We agree that the federal courts have no power to review federal personnel decisions and procedures unless such review is expressly authorized by Congress in the CSRA or elsewhere. As the Carducci court stated, "failure to include some types of nonmajor personnel action within the remedial scheme of so comprehensive a piece of legislation reflects a congressional intent that no judicial relief be available--that the matter be deemed 'committed to agency discretion by law.' " Carducci, 714 F.2d at 174 (footnote omitted). The trial court was therefore correct in holding that neither the CSRA, the APA nor any other authority gave it the power to review Veit's performance rating or the rating system in general.



The district court also refused to hear Veit's constitutional due process claim on the ground that he had no property interest in a merit pay increase. We agree. Although prior to the enactment of the CSRA the federal government maintained a system of largely automatic periodic pay increases, the only possible current basis for Veit's claim of entitlement to the requested salary increase is the merit pay statute itself. See 5 U.S.C. Secs. 5401 et seq. Nothing in the statute or applicable regulations creates any expectation or entitlement to either a merit pay increase or to notice that an employee will receive a relatively low performance rating. Furthermore, Veit had an opportunity to challenge his rating through the SSA's grievance procedure and failed to do so within the reasonable time allowed. Where established procedures provide for hearings and appeals in employment matters, an employee who does not avail himself of those procedures in a timely manner fails to exhaust his administrative remedies and is therefore precluded from seeking judicial review. See Belnap v. Chang, 707 F.2d 1100, 1102 (9th Cir.), cert. denied, --- U.S. ----, 104 S.Ct. 528, 78 L.Ed.2d 711 (1983) (involving an employee discharge). The trial judge correctly held that there was no fifth amendment violation since Veit had no property interest in a merit pay increase.

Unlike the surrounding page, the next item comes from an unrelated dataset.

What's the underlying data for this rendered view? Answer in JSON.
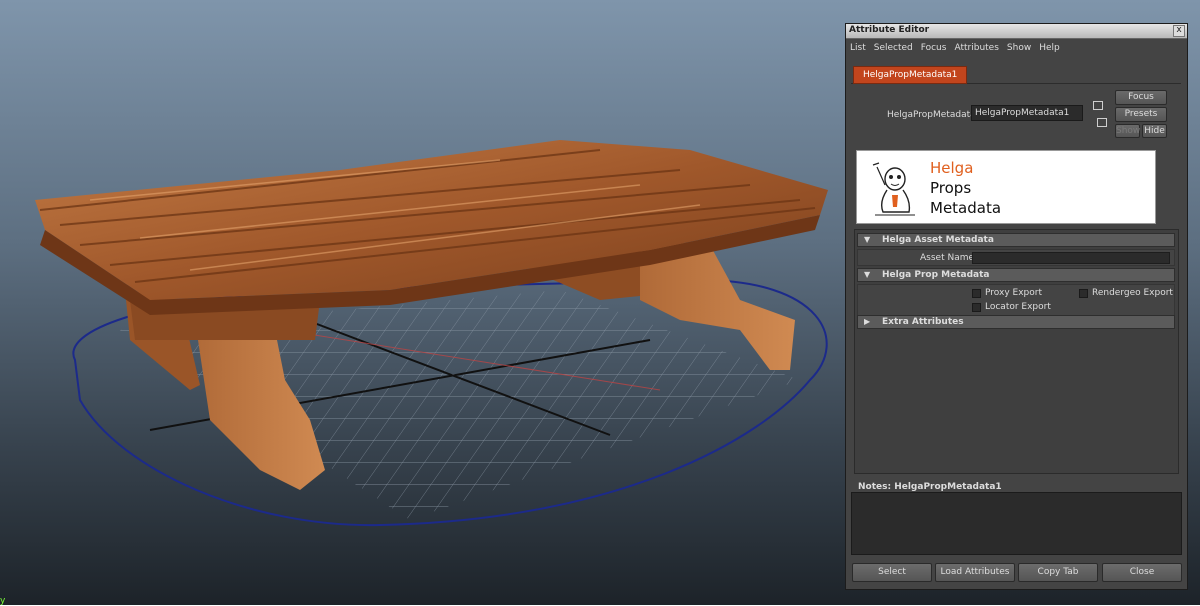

Veit also appeals the trial court's granting of the Secretary's motion to extend time to respond to his summary judgment motion on the ground that Local Civ.R. 6(b) only allows for such extensions where "the failure to act was the result of excusable neglect." Although the trial court did not use the words "excusable neglect" in its order reaffirming the granting of an extension of time, it did explicitly base its decision on "defendant's argument that her answer was not due and plaintiff's summary judgment motion was premature since filed just eight days after personal service on the U.S. Attorney, and that plaintiff has in no way been prejudiced but has been able to fully respond." Since the trial court's order and the Secretary's motion provide ample support for a finding of "excusable neglect," we will not overturn the trial court's decision. Furthermore, it is clear from the face of Veit's unsigned summary judgment motion and supporting documents, which contained neither affidavits nor citations to any authorities, that the district court was correct in holding that they fail to demonstrate that there was no genuine issue of material fact and that Veit was entitled to judgment as a matter of law. Since Veit could not have obtained summary judgment even if the Secretary had never answered his motion, he could not have been prejudiced by the extension of time. See generally Fed.R.Civ.P. 56 (requirements for granting summary judgment). The trial court acted properly in granting the Secretary's request for an extension of time.



The Secretary met her burden of demonstrating that there was no genuine issue of material fact and that she was entitled to judgment as a matter of law. The trial court's order granting defendant's summary judgment motion is affirmed in all respects.


The panel unanimously finds this case suitable for decision without oral argument. Fed.R.App.P. 34(a); Ninth Circuit Rule 3(f)